Educators urge state legislators to reconsider ban on mask mandates in schools
COLUMBIA, SC (WOLO) — In South Carolina, state law prohibits school districts from enforcing mask mandates as well as limits the amount of students allowed to learn virtually.
Tuesday, educators and other leaders in teaching called on the state legislature to reconvene and repeal these laws.
“By not allowing districts to not make masking and safety decisions, the legislators are responsible for the interruptions this has caused in our day-to-day operations,” said high school teacher Sherry East.
Many school districts across the state have had to revert to remote learning at some point this fall semester.
“We want our children back in schools but if we want our children to stay in schools, we must take the measures to keep them healthy and safe. We want to be sure the policymakers are no longer using yesterday’s information to make decisions. We want them to use today’s information to make today’s decisions,” said Dr. Robert Saul, South Carolina chapter president of the American Academy of Pediatrics.
One of those decisions educators would like to make is the ability to enforce a mask mandate.
“Until enough people are vaccinated, it is of the utmost importance that we use a multilayered approach,” said school nurse Patricia Ulch.
They believe that individual school districts should make the decision on masks.
Lexington One Superintendent Greg Little states that according to a recent poll taken.
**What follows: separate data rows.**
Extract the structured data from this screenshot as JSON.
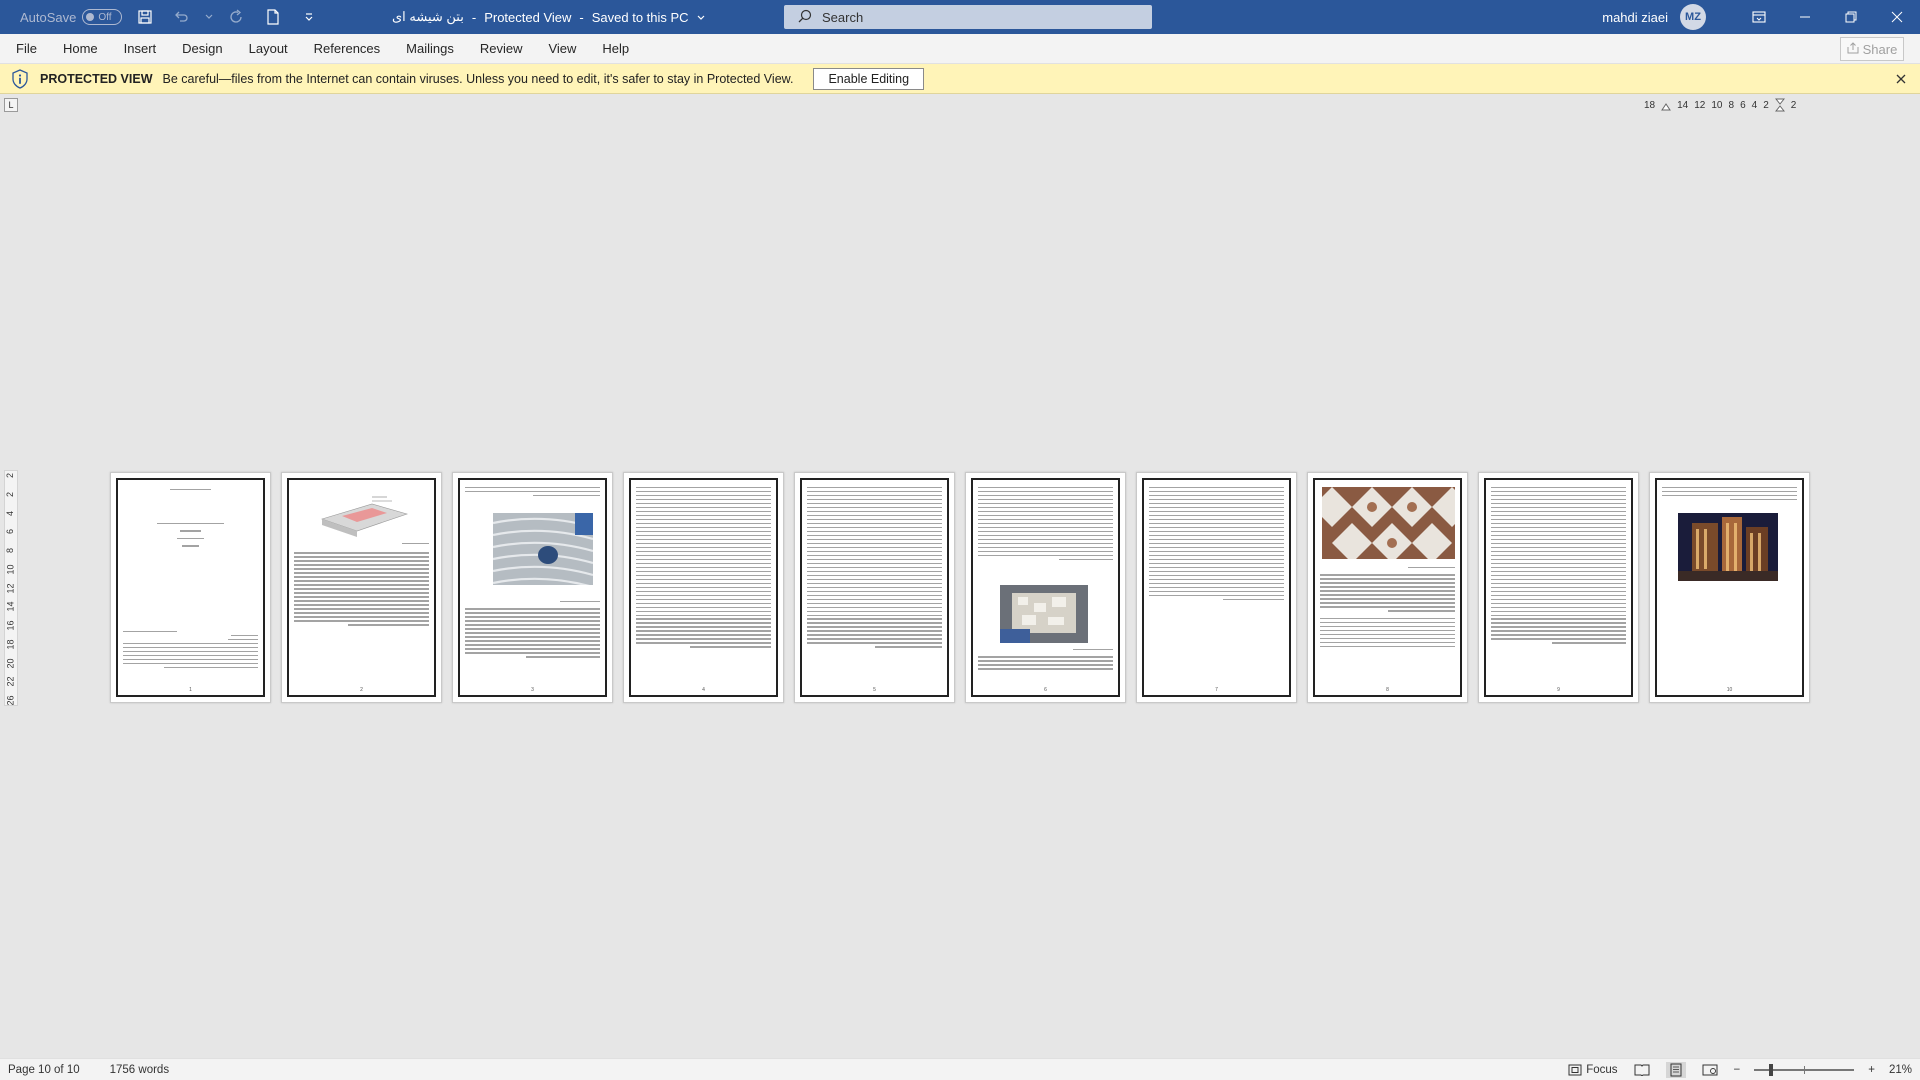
{
  "titlebar": {
    "autosave_label": "AutoSave",
    "autosave_state": "Off",
    "doc_name": "بتن شیشه ای",
    "separator": "-",
    "view_mode": "Protected View",
    "save_state": "Saved to this PC",
    "search_placeholder": "Search",
    "user_name": "mahdi ziaei",
    "user_initials": "MZ"
  },
  "ribbon": {
    "tabs": [
      "File",
      "Home",
      "Insert",
      "Design",
      "Layout",
      "References",
      "Mailings",
      "Review",
      "View",
      "Help"
    ],
    "share_label": "Share"
  },
  "protected_bar": {
    "title": "PROTECTED VIEW",
    "message": "Be careful—files from the Internet can contain viruses. Unless you need to edit, it's safer to stay in Protected View.",
    "enable_label": "Enable Editing"
  },
  "ruler": {
    "corner": "L",
    "horizontal_ticks": [
      "18",
      "14",
      "12",
      "10",
      "8",
      "6",
      "4",
      "2",
      "2"
    ],
    "vertical_ticks": [
      "2",
      "2",
      "4",
      "6",
      "8",
      "10",
      "12",
      "14",
      "16",
      "18",
      "20",
      "22",
      "26"
    ]
  },
  "status": {
    "page_info": "Page 10 of 10",
    "word_count": "1756 words",
    "focus_label": "Focus",
    "zoom_minus": "−",
    "zoom_plus": "+",
    "zoom_level": "21%"
  },
  "colors": {
    "titlebar": "#2b579a",
    "protected_bar": "#fff4b8",
    "ribbon": "#f3f3f3"
  }
}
Almost 70 percent of the district’s parents supported masks in order to keep their kids safe and in the classroom.
“We need to make sure we have the tools available to do that,” said Little. “When our car is broken, we don’t call the mechanic and say ‘We want you to fix our car but bring half your toolset.’”
The governor has stated his opposition to mask mandates saying that they disrupt learning.
“Scientific studies demonstrate that masks do not cause negative effects on mental health or learning,” said pediatrician Dr. Debbie Greenhouse.
Dr. Greenhouse also adds that COVID is causing negative impacts on children.
“Our primary care pediatricians are overwhelmed and struggling to keep up with the number of sick kids in South Carolina.” she said.
She reports that currently 30 kids in South Carolina are hospitalized with COVID, nine in ICU, three on ECMO life support machines. She says none have been vaccinated.
It’s not just doctors who are facing burnout but also teachers.
“The ongoing stress and demands associated with this work is driving talented educators out of the profession and increasing our teacher shortage crisis,” said Kathy Maness, director of Palmetto State Teachers Association.
Democrat state lawmakers have called on the general assembly to hold an emergency session to discuss repealing the state laws that prohibit mask mandates, but so far have yet to do so.